ABOUT THIS TASK: All of the records below are to be copied exactly.

Website and app data records
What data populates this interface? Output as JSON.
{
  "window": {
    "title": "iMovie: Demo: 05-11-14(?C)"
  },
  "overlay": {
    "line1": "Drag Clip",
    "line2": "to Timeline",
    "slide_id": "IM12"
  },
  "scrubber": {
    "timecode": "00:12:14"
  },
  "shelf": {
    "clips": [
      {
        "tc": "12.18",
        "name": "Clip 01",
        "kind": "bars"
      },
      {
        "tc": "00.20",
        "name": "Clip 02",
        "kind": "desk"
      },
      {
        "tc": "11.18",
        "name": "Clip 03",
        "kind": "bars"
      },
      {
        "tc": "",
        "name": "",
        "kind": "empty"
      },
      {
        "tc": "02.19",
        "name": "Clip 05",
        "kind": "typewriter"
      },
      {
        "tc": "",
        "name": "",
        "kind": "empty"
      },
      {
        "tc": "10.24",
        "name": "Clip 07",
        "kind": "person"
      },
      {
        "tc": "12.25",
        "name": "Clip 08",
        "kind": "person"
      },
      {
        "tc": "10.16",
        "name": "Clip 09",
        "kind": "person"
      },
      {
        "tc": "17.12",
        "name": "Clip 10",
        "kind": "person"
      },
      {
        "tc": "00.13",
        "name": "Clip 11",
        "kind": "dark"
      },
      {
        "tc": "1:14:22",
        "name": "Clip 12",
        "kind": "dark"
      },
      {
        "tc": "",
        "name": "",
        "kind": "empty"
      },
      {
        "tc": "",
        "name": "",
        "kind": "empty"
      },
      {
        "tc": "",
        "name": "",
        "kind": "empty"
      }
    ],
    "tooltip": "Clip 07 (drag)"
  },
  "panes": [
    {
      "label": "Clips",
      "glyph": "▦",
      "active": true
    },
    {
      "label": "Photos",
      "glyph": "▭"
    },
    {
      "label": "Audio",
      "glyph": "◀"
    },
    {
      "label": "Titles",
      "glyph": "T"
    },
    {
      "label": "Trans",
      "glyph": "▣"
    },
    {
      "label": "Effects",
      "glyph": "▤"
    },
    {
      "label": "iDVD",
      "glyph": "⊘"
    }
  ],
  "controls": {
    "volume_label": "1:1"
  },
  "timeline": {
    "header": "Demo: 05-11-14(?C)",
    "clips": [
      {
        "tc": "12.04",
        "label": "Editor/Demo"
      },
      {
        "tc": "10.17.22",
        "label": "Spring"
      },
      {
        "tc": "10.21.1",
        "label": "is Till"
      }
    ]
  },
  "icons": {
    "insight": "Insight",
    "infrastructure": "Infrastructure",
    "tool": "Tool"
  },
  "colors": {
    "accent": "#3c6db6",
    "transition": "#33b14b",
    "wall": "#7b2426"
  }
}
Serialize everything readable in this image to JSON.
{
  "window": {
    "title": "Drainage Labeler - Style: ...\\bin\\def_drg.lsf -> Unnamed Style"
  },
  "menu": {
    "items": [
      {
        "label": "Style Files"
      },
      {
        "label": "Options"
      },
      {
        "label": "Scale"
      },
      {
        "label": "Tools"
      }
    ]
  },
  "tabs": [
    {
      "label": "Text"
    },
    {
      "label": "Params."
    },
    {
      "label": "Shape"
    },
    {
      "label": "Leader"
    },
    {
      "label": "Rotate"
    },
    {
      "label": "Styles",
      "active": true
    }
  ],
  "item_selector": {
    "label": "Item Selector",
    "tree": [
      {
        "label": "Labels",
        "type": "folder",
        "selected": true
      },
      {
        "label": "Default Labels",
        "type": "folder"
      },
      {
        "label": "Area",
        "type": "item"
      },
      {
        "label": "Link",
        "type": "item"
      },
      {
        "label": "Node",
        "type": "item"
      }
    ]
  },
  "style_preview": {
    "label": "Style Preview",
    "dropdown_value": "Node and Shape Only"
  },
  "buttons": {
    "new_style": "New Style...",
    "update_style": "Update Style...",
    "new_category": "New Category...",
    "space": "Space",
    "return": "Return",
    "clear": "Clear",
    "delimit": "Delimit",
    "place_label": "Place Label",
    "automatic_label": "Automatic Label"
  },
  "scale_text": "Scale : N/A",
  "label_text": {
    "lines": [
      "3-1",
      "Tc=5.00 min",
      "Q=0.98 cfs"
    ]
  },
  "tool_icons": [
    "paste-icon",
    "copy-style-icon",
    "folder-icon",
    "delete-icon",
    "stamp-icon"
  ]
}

TASK ANSWER:
What data populates this interface? Output as JSON.
{
  "window": {
    "title": "iMovie: Demo: 05-11-14(?C)"
  },
  "overlay": {
    "line1": "Drag Clip",
    "line2": "to Timeline",
    "slide_id": "IM12"
  },
  "scrubber": {
    "timecode": "00:12:14"
  },
  "shelf": {
    "clips": [
      {
        "tc": "12.18",
        "name": "Clip 01",
        "kind": "bars"
      },
      {
        "tc": "00.20",
        "name": "Clip 02",
        "kind": "desk"
      },
      {
        "tc": "11.18",
        "name": "Clip 03",
        "kind": "bars"
      },
      {
        "tc": "",
        "name": "",
        "kind": "empty"
      },
      {
        "tc": "02.19",
        "name": "Clip 05",
        "kind": "typewriter"
      },
      {
        "tc": "",
        "name": "",
        "kind": "empty"
      },
      {
        "tc": "10.24",
        "name": "Clip 07",
        "kind": "person"
      },
      {
        "tc": "12.25",
        "name": "Clip 08",
        "kind": "person"
      },
      {
        "tc": "10.16",
        "name": "Clip 09",
        "kind": "person"
      },
      {
        "tc": "17.12",
        "name": "Clip 10",
        "kind": "person"
      },
      {
        "tc": "00.13",
        "name": "Clip 11",
        "kind": "dark"
      },
      {
        "tc": "1:14:22",
        "name": "Clip 12",
        "kind": "dark"
      },
      {
        "tc": "",
        "name": "",
        "kind": "empty"
      },
      {
        "tc": "",
        "name": "",
        "kind": "empty"
      },
      {
        "tc": "",
        "name": "",
        "kind": "empty"
      }
    ],
    "tooltip": "Clip 07 (drag)"
  },
  "panes": [
    {
      "label": "Clips",
      "glyph": "▦",
      "active": true
    },
    {
      "label": "Photos",
      "glyph": "▭"
    },
    {
      "label": "Audio",
      "glyph": "◀"
    },
    {
      "label": "Titles",
      "glyph": "T"
    },
    {
      "label": "Trans",
      "glyph": "▣"
    },
    {
      "label": "Effects",
      "glyph": "▤"
    },
    {
      "label": "iDVD",
      "glyph": "⊘"
    }
  ],
  "controls": {
    "volume_label": "1:1"
  },
  "timeline": {
    "header": "Demo: 05-11-14(?C)",
    "clips": [
      {
        "tc": "12.04",
        "label": "Editor/Demo"
      },
      {
        "tc": "10.17.22",
        "label": "Spring"
      },
      {
        "tc": "10.21.1",
        "label": "is Till"
      }
    ]
  },
  "icons": {
    "insight": "Insight",
    "infrastructure": "Infrastructure",
    "tool": "Tool"
  },
  "colors": {
    "accent": "#3c6db6",
    "transition": "#33b14b",
    "wall": "#7b2426"
  }
}
Serialize everything readable in this image to JSON.
{
  "window": {
    "title": "Drainage Labeler - Style: ...\\bin\\def_drg.lsf -> Unnamed Style"
  },
  "menu": {
    "items": [
      {
        "label": "Style Files"
      },
      {
        "label": "Options"
      },
      {
        "label": "Scale"
      },
      {
        "label": "Tools"
      }
    ]
  },
  "tabs": [
    {
      "label": "Text"
    },
    {
      "label": "Params."
    },
    {
      "label": "Shape"
    },
    {
      "label": "Leader"
    },
    {
      "label": "Rotate"
    },
    {
      "label": "Styles",
      "active": true
    }
  ],
  "item_selector": {
    "label": "Item Selector",
    "tree": [
      {
        "label": "Labels",
        "type": "folder",
        "selected": true
      },
      {
        "label": "Default Labels",
        "type": "folder"
      },
      {
        "label": "Area",
        "type": "item"
      },
      {
        "label": "Link",
        "type": "item"
      },
      {
        "label": "Node",
        "type": "item"
      }
    ]
  },
  "style_preview": {
    "label": "Style Preview",
    "dropdown_value": "Node and Shape Only"
  },
  "buttons": {
    "new_style": "New Style...",
    "update_style": "Update Style...",
    "new_category": "New Category...",
    "space": "Space",
    "return": "Return",
    "clear": "Clear",
    "delimit": "Delimit",
    "place_label": "Place Label",
    "automatic_label": "Automatic Label"
  },
  "scale_text": "Scale : N/A",
  "label_text": {
    "lines": [
      "3-1",
      "Tc=5.00 min",
      "Q=0.98 cfs"
    ]
  },
  "tool_icons": [
    "paste-icon",
    "copy-style-icon",
    "folder-icon",
    "delete-icon",
    "stamp-icon"
  ]
}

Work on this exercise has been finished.